How Helsinki airport bets on Asia
How to turn a relatively small airport serving one of Europe's most peripheral markets into a great inter-continental hub?
Helsinki airport and its managing company, Finavia, may have the answer.
Finavia has accompanied Finnair in its effort to make of Helsinki Europe's Asian gateway. Up to 17 Asian destinations are currently covered nonstop from Helsinki. The Finnish capital is 3rd in Europe number of flights to Japan (after Paris and Frankfurt) and 5th when it comes to flights to China.
It helps that Helsinki's location, right on the Great Circle Route to Asia, makes it possible to operate return fligths to East Asia within a 24-hour window.
But this, in itself, is not the only reason for Helsinki's emergence among the European long-haul hubs.
Helsinki has some really impressive stats that speak lots about operational excellency, for example, despite the crudeness of the Finnish Winter, last time the airport had to close because of snow was in 2003 (for 30 minutes!). It is also a leader in Europe when it comes to the so called "green landings", or , technically speaking landings using Continuous Descent Approach (CDA), a way for aircraft to burn less fuel as they come in to land.
Low airport charges may be an ever bigger pull factor, though, as Helsinki boasts some of the lowest airline fees in Europe. This is part of a deliberate strategy on the side of Finavia. The airport operator compensates these low prices through commercial activities at the airport.
So far the strategy seems to be working as passenger numbers are up (Finavia aims to increase Helsinki airport passenger numbers from 16 million in 2015 to 20 million in 2020) and, with them, revenue (Finavia had a €40M profit last year).
Some studies suggest that transit airport is a factor in itinerary choice for up to a 1/3 of travelers, whenever there is a stopover involved. Finavia is taking this figure very seriously, as it engages in B2C marketing campaigns to communicate the advantages of a Helsinki stopover directly to would be travelers.

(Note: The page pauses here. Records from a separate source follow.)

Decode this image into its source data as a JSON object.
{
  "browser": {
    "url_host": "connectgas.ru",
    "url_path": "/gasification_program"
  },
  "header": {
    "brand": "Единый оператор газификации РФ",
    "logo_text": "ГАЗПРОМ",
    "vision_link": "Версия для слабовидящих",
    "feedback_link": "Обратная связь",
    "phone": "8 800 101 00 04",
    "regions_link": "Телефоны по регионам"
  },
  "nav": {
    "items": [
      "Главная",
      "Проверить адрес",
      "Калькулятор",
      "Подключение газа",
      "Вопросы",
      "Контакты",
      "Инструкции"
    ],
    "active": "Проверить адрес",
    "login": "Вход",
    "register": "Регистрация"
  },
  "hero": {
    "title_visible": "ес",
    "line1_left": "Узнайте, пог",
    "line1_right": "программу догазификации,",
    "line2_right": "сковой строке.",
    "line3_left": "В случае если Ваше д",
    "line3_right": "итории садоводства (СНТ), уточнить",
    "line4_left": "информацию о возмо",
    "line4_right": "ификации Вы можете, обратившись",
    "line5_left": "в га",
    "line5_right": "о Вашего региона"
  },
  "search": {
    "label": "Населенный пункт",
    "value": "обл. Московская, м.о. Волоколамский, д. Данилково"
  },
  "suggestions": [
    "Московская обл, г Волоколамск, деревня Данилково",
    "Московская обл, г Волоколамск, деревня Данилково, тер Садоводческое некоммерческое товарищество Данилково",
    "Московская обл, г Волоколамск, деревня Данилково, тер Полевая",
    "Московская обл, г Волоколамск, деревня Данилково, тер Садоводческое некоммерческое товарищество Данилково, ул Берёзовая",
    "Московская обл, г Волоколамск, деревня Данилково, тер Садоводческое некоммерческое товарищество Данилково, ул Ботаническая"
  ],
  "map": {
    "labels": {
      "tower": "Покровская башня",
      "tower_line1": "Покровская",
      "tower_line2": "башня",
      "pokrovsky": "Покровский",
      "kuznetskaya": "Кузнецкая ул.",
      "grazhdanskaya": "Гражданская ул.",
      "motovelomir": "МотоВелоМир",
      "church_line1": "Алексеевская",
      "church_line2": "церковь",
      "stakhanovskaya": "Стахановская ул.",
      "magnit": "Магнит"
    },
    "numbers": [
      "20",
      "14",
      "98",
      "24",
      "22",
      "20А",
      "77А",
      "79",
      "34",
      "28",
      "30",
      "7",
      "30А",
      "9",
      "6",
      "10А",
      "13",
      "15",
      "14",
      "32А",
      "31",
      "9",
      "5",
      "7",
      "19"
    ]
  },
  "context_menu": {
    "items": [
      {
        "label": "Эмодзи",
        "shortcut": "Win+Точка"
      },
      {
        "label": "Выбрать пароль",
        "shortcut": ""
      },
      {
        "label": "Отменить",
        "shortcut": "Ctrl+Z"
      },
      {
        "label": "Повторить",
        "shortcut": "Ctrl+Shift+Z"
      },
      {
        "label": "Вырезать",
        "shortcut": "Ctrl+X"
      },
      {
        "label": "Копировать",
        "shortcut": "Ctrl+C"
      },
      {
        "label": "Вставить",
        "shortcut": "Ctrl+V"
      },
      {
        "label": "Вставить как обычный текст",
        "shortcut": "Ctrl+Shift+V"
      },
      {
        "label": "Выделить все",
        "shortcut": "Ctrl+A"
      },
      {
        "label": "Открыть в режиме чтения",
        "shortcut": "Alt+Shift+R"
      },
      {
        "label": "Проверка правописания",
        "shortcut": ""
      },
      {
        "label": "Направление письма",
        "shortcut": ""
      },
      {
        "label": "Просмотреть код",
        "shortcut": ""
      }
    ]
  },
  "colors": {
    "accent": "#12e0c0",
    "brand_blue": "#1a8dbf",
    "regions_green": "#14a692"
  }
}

In fact, it has plenty to boast about: guaranteed 40 minute transfer time, a human-scale single-building terminal that is walkable from end to end, sleeping pods and fast unlimited wifi (yes, I tested it during a recent visit!)
But there are also two very specific areas where Finavia is active that merit a special mention, one is its marketing to Asian travelers, where its activities complement and reinforce those of Helsinki-based Finnair.
This has its translation in the airport's signage and announcements, that often include messaging in Chinese. Small details like many of the airport shops accepting Chinese payment system AliPay and quite a few members of the staff trained in East Asian languages.
In fact, Finavia has an ongoing partnership with Capital Airport Holding, the Chinese company operating Beijing International Airport and 29 other airports in China, that has resulted in a staff exchange programme.
Finavia is also quite active in the technology sphere, it has sponsored hackatons that resulted in some innovative ideas for air travelers. It has also launched a pretty good mobile app (also tested during a recent trip!), with quite a strong focus on ecommerce.
And it also stands out among European airports in its proactive use of social media, with a special mention to Helsinki's airport Instagram account - but, just thinking, it helps with photo opportunities when the airports in the network you manage are literally embedded in some of the most pristine natural environments in Europe!